Because. How many of our children actually only watch a Disney movie they love “just one time”?
In the end, I want to make sure it is clear that this is NOT about my children seeing someone who is a homosexual or learning about homosexuality. Of course they will in real life, and for the most part they already have. In fact, we were in direct, polite, friendly contact with two homosexuals at a local restaurant just today. This is not about hate or phobia. It’s about calling sin a sin no matter how hard Hollywood, the more liberal medical community, and the university campus tries to tell us otherwise. Do I sin? Yes – absolutely. Everyone sins. No one is exempt. But when you publicly, vocally, and aggressively say it isn’t sin, that’s a moral line in the sand. Disney drew that line in the sand (again) with Beauty and the Beast, and that line is only going to get thicker, heavier, more obvious, and more dividing as time moves on.
I agree that we have been desensitized to sin in this world. I agree with I guess everything you said. I would say, however, that as shocked as people are about homosexual content in a Disney movie, they shouldn’t be. Disney has been allowing “Gay Days” in the park for years, they just don’t advertise it.
Bill Lukens says
Your point about “normalizing sin” seems quite true. In my opinion, murder and killing of innocent people is a far worse “sin” than homosexuality. Most Americans and others who watch TV and movies regularly have watched violence and murder hundreds if not thousands of times.
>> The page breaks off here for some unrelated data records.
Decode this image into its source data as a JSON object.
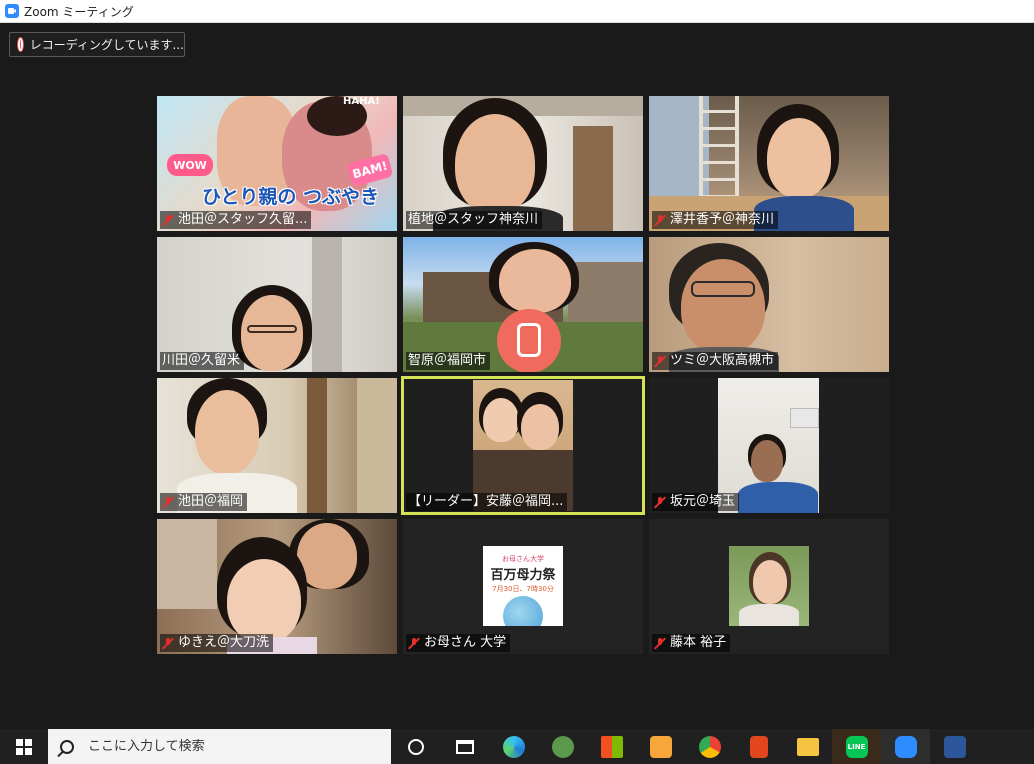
{
  "window": {
    "title": "Zoom ミーティング"
  },
  "recording": {
    "label": "レコーディングしています..."
  },
  "tiles": [
    {
      "name": "池田＠スタッフ久留...",
      "muted": true
    },
    {
      "name": "植地＠スタッフ神奈川",
      "muted": false
    },
    {
      "name": "澤井香予＠神奈川",
      "muted": true
    },
    {
      "name": "川田＠久留米",
      "muted": false
    },
    {
      "name": "智原＠福岡市",
      "muted": false
    },
    {
      "name": "ツミ＠大阪高槻市",
      "muted": true
    },
    {
      "name": "池田＠福岡",
      "muted": true
    },
    {
      "name": "【リーダー】安藤＠福岡...",
      "muted": false
    },
    {
      "name": "坂元＠埼玉",
      "muted": true
    },
    {
      "name": "ゆきえ＠大刀洗",
      "muted": true
    },
    {
      "name": "お母さん 大学",
      "muted": true
    },
    {
      "name": "藤本 裕子",
      "muted": true
    }
  ],
  "tile_texts": {
    "sticker_words": [
      "WOW",
      "HAHA!",
      "BAM!"
    ],
    "sticker_caption": "ひとり親の つぶやき",
    "poster_header": "お母さん大学",
    "poster_title": "百万母力祭",
    "poster_date": "7月30日、7時30分"
  },
  "taskbar": {
    "search_placeholder": "ここに入力して検索",
    "apps": [
      "cortana-icon",
      "task-view-icon",
      "edge-icon",
      "green-app-icon",
      "store-icon",
      "media-icon",
      "chrome-icon",
      "office-icon",
      "file-explorer-icon",
      "line-icon",
      "zoom-icon",
      "word-icon"
    ],
    "line_label": "LINE"
  },
  "colors": {
    "active_speaker": "#d4e255",
    "recording": "#e64a4a",
    "muted_mic": "#e2302d"
  }
}
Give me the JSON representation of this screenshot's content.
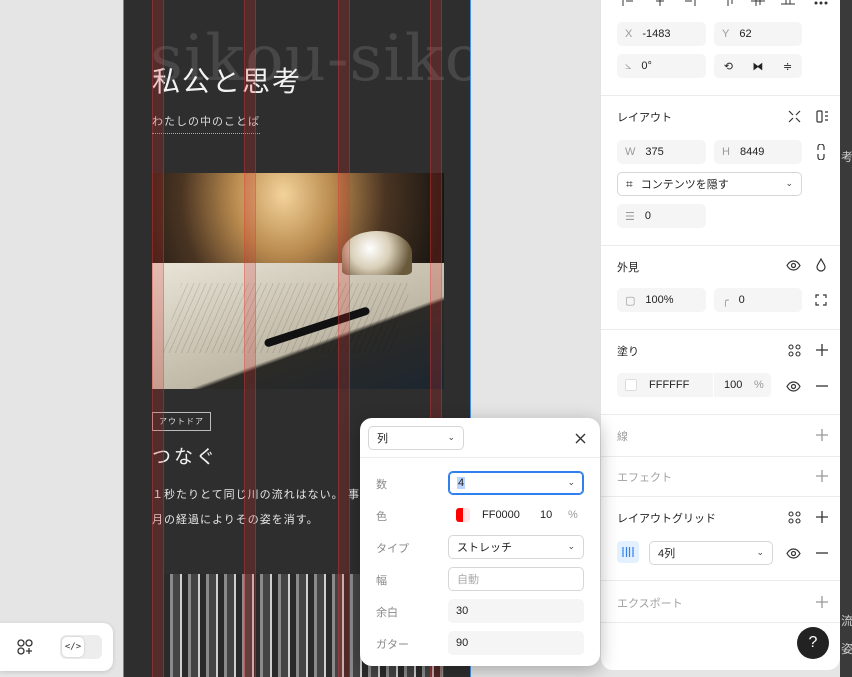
{
  "canvas": {
    "bg_word": "sikou-sikou",
    "title": "私公と思考",
    "subtitle": "わたしの中のことば",
    "tag": "アウトドア",
    "heading": "つなぐ",
    "paragraph_line1": "１秒たりとて同じ川の流れはない。 事",
    "paragraph_line2": "月の経過によりその姿を消す。"
  },
  "left_toolbar": {
    "icon_shapes": "shapes-plus-icon",
    "icon_code": "code-icon",
    "code_glyph": "</>"
  },
  "position": {
    "x_label": "X",
    "x_value": "-1483",
    "y_label": "Y",
    "y_value": "62",
    "rotation_value": "0°"
  },
  "layout": {
    "title": "レイアウト",
    "w_label": "W",
    "w_value": "375",
    "h_label": "H",
    "h_value": "8449",
    "clip_option": "コンテンツを隠す",
    "gap_value": "0"
  },
  "appearance": {
    "title": "外見",
    "opacity_value": "100%",
    "radius_value": "0"
  },
  "fill": {
    "title": "塗り",
    "hex": "FFFFFF",
    "opacity": "100",
    "percent": "%",
    "color": "#FFFFFF"
  },
  "stroke": {
    "title": "線"
  },
  "effects": {
    "title": "エフェクト"
  },
  "layout_grid": {
    "title": "レイアウトグリッド",
    "grid_value": "4列"
  },
  "export": {
    "title": "エクスポート"
  },
  "help": {
    "label": "?"
  },
  "right_strip": {
    "char1": "考",
    "char2": "流",
    "char3": "姿"
  },
  "popup": {
    "type_select": "列",
    "count_label": "数",
    "count_value": "4",
    "color_label": "色",
    "color_hex": "FF0000",
    "color_opacity": "10",
    "color_percent": "%",
    "color": "#FF0000",
    "kind_label": "タイプ",
    "kind_value": "ストレッチ",
    "width_label": "幅",
    "width_placeholder": "自動",
    "margin_label": "余白",
    "margin_value": "30",
    "gutter_label": "ガター",
    "gutter_value": "90"
  }
}
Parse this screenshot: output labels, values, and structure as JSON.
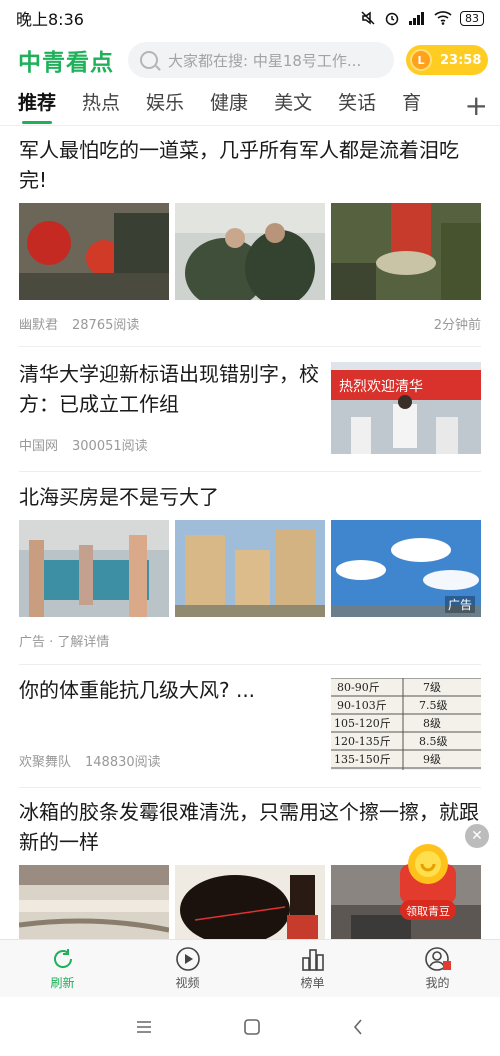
{
  "status": {
    "time": "晚上8:36",
    "battery": "83"
  },
  "header": {
    "logo": "中青看点",
    "search_placeholder": "大家都在搜: 中星18号工作...",
    "timer_coin": "L",
    "timer": "23:58"
  },
  "tabs": [
    "推荐",
    "热点",
    "娱乐",
    "健康",
    "美文",
    "笑话",
    "育"
  ],
  "feed": {
    "a1": {
      "title": "军人最怕吃的一道菜，几乎所有军人都是流着泪吃完!",
      "source": "幽默君",
      "reads": "28765阅读",
      "time": "2分钟前"
    },
    "a2": {
      "title": "清华大学迎新标语出现错别字，校方：已成立工作组",
      "source": "中国网",
      "reads": "300051阅读"
    },
    "a3": {
      "title": "北海买房是不是亏大了",
      "ad_badge": "广告",
      "meta": "广告 · 了解详情"
    },
    "a4": {
      "title": "你的体重能抗几级大风? ...",
      "source": "欢聚舞队",
      "reads": "148830阅读",
      "table": [
        [
          "80-90斤",
          "7级"
        ],
        [
          "90-103斤",
          "7.5级"
        ],
        [
          "105-120斤",
          "8级"
        ],
        [
          "120-135斤",
          "8.5级"
        ],
        [
          "135-150斤",
          "9级"
        ]
      ]
    },
    "a5": {
      "title": "冰箱的胶条发霉很难清洗，只需用这个擦一擦，就跟新的一样"
    },
    "a2_banner": "热烈欢迎清华"
  },
  "float": {
    "label": "领取青豆",
    "close": "✕"
  },
  "bottom_nav": [
    {
      "label": "刷新"
    },
    {
      "label": "视频"
    },
    {
      "label": "榜单"
    },
    {
      "label": "我的"
    }
  ],
  "colors": {
    "accent": "#1fb05a",
    "timer": "#ffcc22"
  }
}
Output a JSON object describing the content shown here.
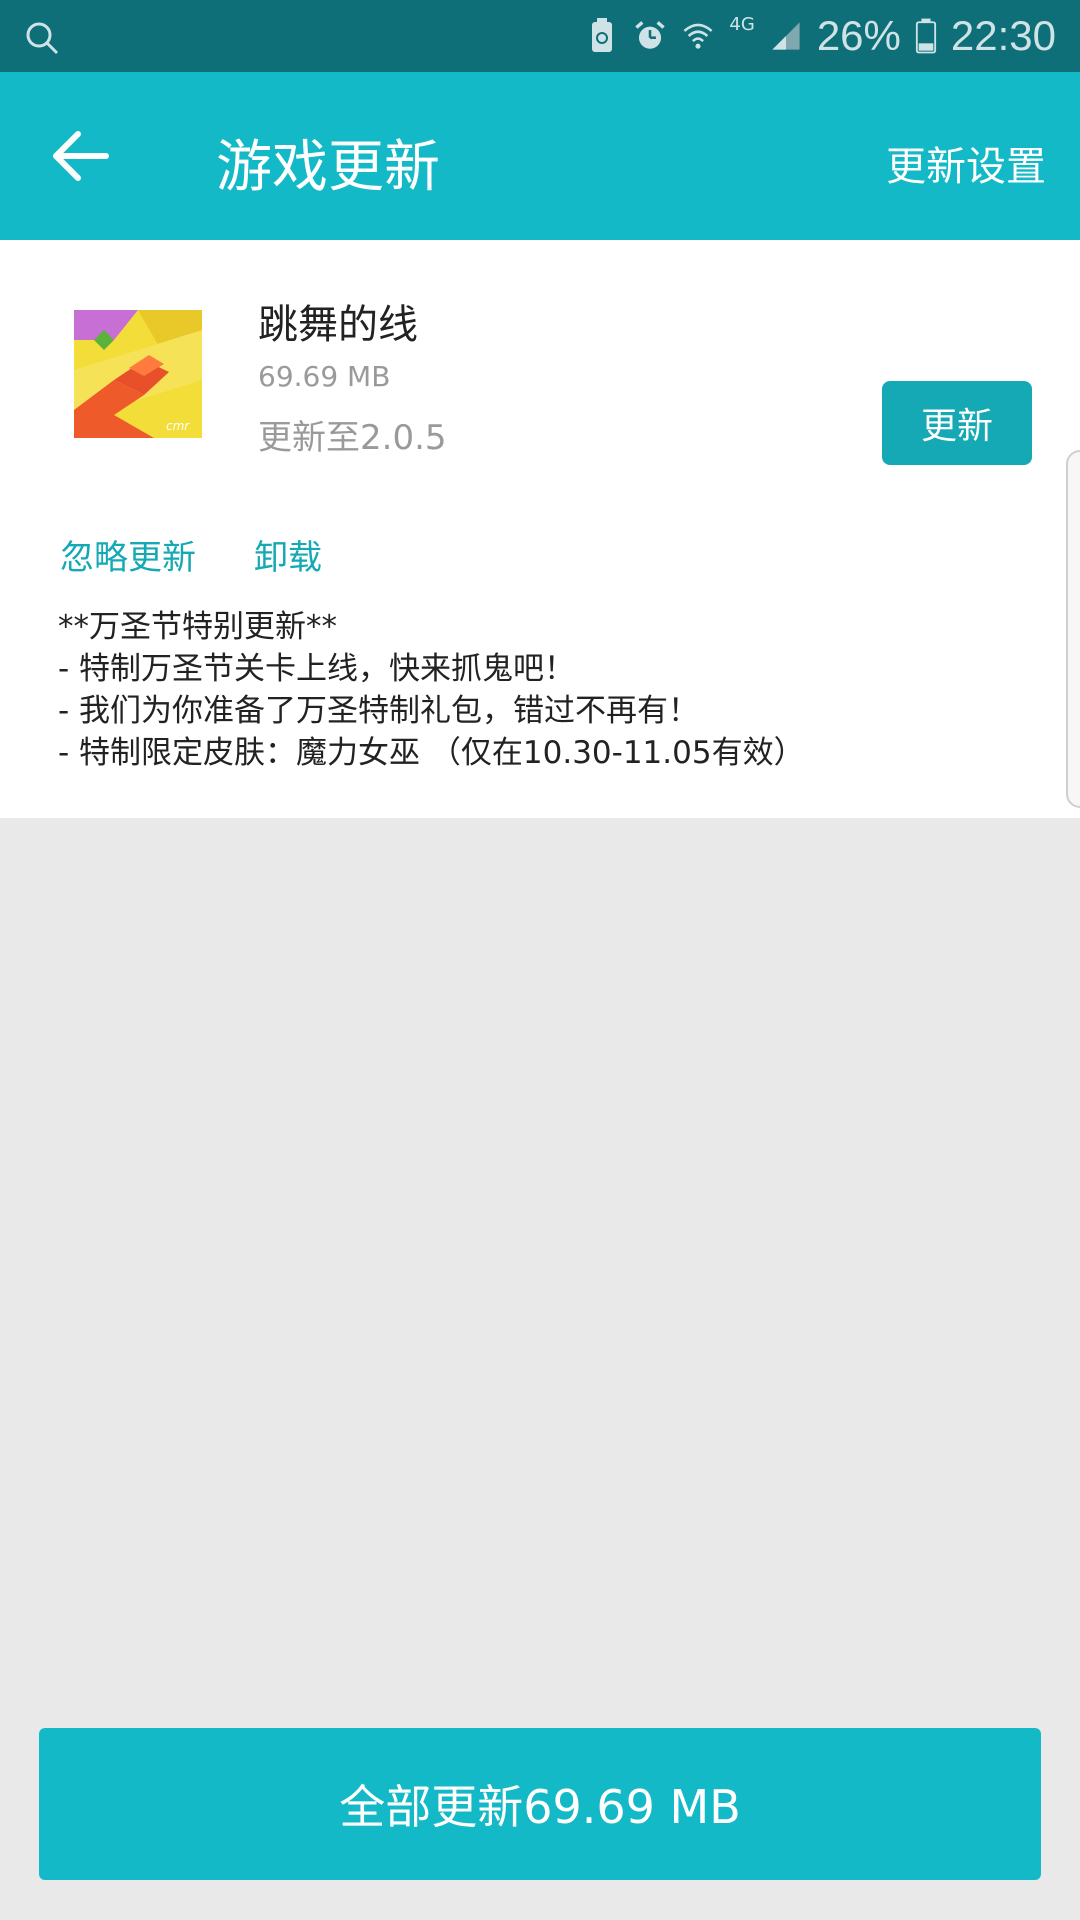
{
  "status_bar": {
    "battery_percent": "26%",
    "time": "22:30",
    "network_label": "4G",
    "icons": [
      "search-icon",
      "battery-saver-icon",
      "alarm-icon",
      "wifi-icon",
      "signal-icon",
      "battery-icon"
    ]
  },
  "header": {
    "title": "游戏更新",
    "settings_label": "更新设置",
    "back_icon": "arrow-left-icon"
  },
  "app": {
    "name": "跳舞的线",
    "size": "69.69 MB",
    "version_text": "更新至2.0.5",
    "update_label": "更新",
    "ignore_label": "忽略更新",
    "uninstall_label": "卸载",
    "changelog": [
      "**万圣节特别更新**",
      "- 特制万圣节关卡上线，快来抓鬼吧！",
      "- 我们为你准备了万圣特制礼包，错过不再有！",
      "- 特制限定皮肤：魔力女巫 （仅在10.30-11.05有效）"
    ]
  },
  "footer": {
    "update_all_label": "全部更新69.69 MB"
  },
  "colors": {
    "status_bar": "#0e6f78",
    "header": "#14b9c7",
    "accent": "#14a9b5",
    "background": "#e9e9e9"
  }
}
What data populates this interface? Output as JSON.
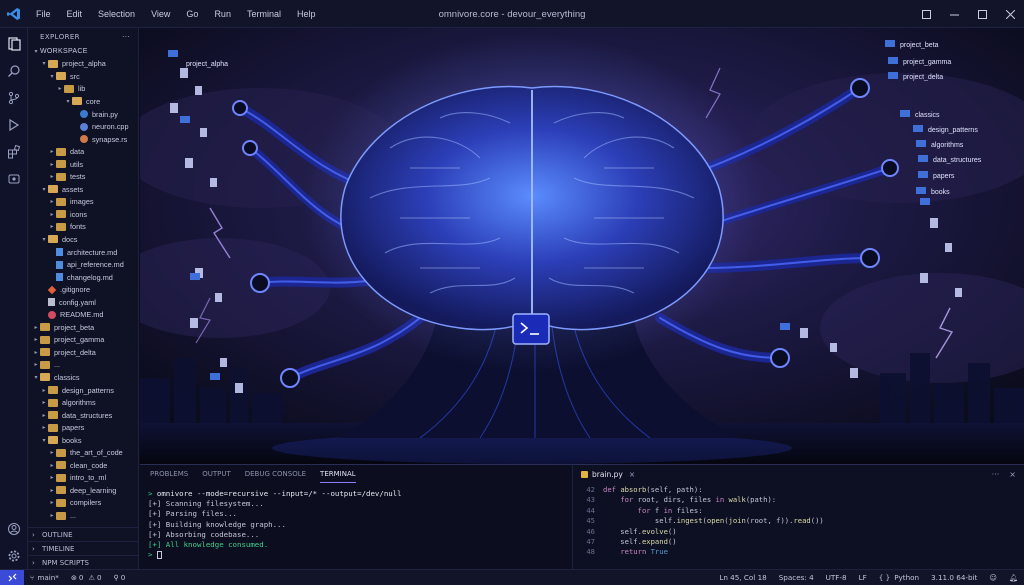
{
  "window": {
    "title": "omnivore.core - devour_everything",
    "menu": [
      "File",
      "Edit",
      "Selection",
      "View",
      "Go",
      "Run",
      "Terminal",
      "Help"
    ]
  },
  "sidebar": {
    "header": "EXPLORER",
    "more": "···",
    "tree": [
      {
        "label": "WORKSPACE",
        "depth": 0,
        "kind": "root",
        "open": true
      },
      {
        "label": "project_alpha",
        "depth": 1,
        "kind": "folder",
        "open": true
      },
      {
        "label": "src",
        "depth": 2,
        "kind": "folder",
        "open": true
      },
      {
        "label": "lib",
        "depth": 3,
        "kind": "folder",
        "open": false
      },
      {
        "label": "core",
        "depth": 4,
        "kind": "folder",
        "open": true
      },
      {
        "label": "brain.py",
        "depth": 5,
        "kind": "py"
      },
      {
        "label": "neuron.cpp",
        "depth": 5,
        "kind": "cpp"
      },
      {
        "label": "synapse.rs",
        "depth": 5,
        "kind": "rs"
      },
      {
        "label": "data",
        "depth": 2,
        "kind": "folder",
        "open": false
      },
      {
        "label": "utils",
        "depth": 2,
        "kind": "folder",
        "open": false
      },
      {
        "label": "tests",
        "depth": 2,
        "kind": "folder",
        "open": false
      },
      {
        "label": "assets",
        "depth": 1,
        "kind": "folder",
        "open": true
      },
      {
        "label": "images",
        "depth": 2,
        "kind": "folder",
        "open": false
      },
      {
        "label": "icons",
        "depth": 2,
        "kind": "folder",
        "open": false
      },
      {
        "label": "fonts",
        "depth": 2,
        "kind": "folder",
        "open": false
      },
      {
        "label": "docs",
        "depth": 1,
        "kind": "folder",
        "open": true
      },
      {
        "label": "architecture.md",
        "depth": 2,
        "kind": "md"
      },
      {
        "label": "api_reference.md",
        "depth": 2,
        "kind": "md"
      },
      {
        "label": "changelog.md",
        "depth": 2,
        "kind": "md"
      },
      {
        "label": ".gitignore",
        "depth": 1,
        "kind": "git"
      },
      {
        "label": "config.yaml",
        "depth": 1,
        "kind": "yml"
      },
      {
        "label": "README.md",
        "depth": 1,
        "kind": "readme"
      },
      {
        "label": "project_beta",
        "depth": 0,
        "kind": "folder",
        "open": false
      },
      {
        "label": "project_gamma",
        "depth": 0,
        "kind": "folder",
        "open": false
      },
      {
        "label": "project_delta",
        "depth": 0,
        "kind": "folder",
        "open": false
      },
      {
        "label": "...",
        "depth": 0,
        "kind": "folder",
        "open": false
      },
      {
        "label": "classics",
        "depth": 0,
        "kind": "folder",
        "open": true
      },
      {
        "label": "design_patterns",
        "depth": 1,
        "kind": "folder",
        "open": false
      },
      {
        "label": "algorithms",
        "depth": 1,
        "kind": "folder",
        "open": false
      },
      {
        "label": "data_structures",
        "depth": 1,
        "kind": "folder",
        "open": false
      },
      {
        "label": "papers",
        "depth": 1,
        "kind": "folder",
        "open": false
      },
      {
        "label": "books",
        "depth": 1,
        "kind": "folder",
        "open": true
      },
      {
        "label": "the_art_of_code",
        "depth": 2,
        "kind": "folder",
        "open": false
      },
      {
        "label": "clean_code",
        "depth": 2,
        "kind": "folder",
        "open": false
      },
      {
        "label": "intro_to_ml",
        "depth": 2,
        "kind": "folder",
        "open": false
      },
      {
        "label": "deep_learning",
        "depth": 2,
        "kind": "folder",
        "open": false
      },
      {
        "label": "compilers",
        "depth": 2,
        "kind": "folder",
        "open": false
      },
      {
        "label": "...",
        "depth": 2,
        "kind": "folder",
        "open": false
      }
    ],
    "sections": [
      "OUTLINE",
      "TIMELINE",
      "NPM SCRIPTS"
    ]
  },
  "hero": {
    "left_labels": [
      "project_alpha"
    ],
    "right_labels": [
      "project_beta",
      "project_gamma",
      "project_delta",
      "classics",
      "design_patterns",
      "algorithms",
      "data_structures",
      "papers",
      "books"
    ]
  },
  "panel": {
    "tabs": [
      "PROBLEMS",
      "OUTPUT",
      "DEBUG CONSOLE",
      "TERMINAL"
    ],
    "active_tab": "TERMINAL",
    "terminal": {
      "command": "omnivore --mode=recursive --input=/* --output=/dev/null",
      "lines": [
        "[+] Scanning filesystem...",
        "[+] Parsing files...",
        "[+] Building knowledge graph...",
        "[+] Absorbing codebase..."
      ],
      "final": "[+] All knowledge consumed.",
      "prompt": ">"
    }
  },
  "editor": {
    "tab": "brain.py",
    "close": "×",
    "ctrls": [
      "···",
      "×"
    ],
    "lines": [
      {
        "n": "42",
        "text": "def absorb(self, path):"
      },
      {
        "n": "43",
        "text": "    for root, dirs, files in walk(path):"
      },
      {
        "n": "44",
        "text": "        for f in files:"
      },
      {
        "n": "45",
        "text": "            self.ingest(open(join(root, f)).read())"
      },
      {
        "n": "46",
        "text": "    self.evolve()"
      },
      {
        "n": "47",
        "text": "    self.expand()"
      },
      {
        "n": "48",
        "text": "    return True"
      }
    ]
  },
  "statusbar": {
    "branch": "main*",
    "errors": "0",
    "warnings": "0",
    "ports": "0",
    "position": "Ln 45, Col 18",
    "spaces": "Spaces: 4",
    "encoding": "UTF-8",
    "eol": "LF",
    "language": "Python",
    "interpreter": "3.11.0 64-bit"
  }
}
I see very few people protesting Gunsmoke, Bonanza, And the dozens of police & western dramas with killing & murder as themes repeated over & over, normalized.
The homosexuality in this movie is not as harmful as the many murders not complained about.
Amy Blevins says
Maybe it stands out to me so much because I do not watch TV.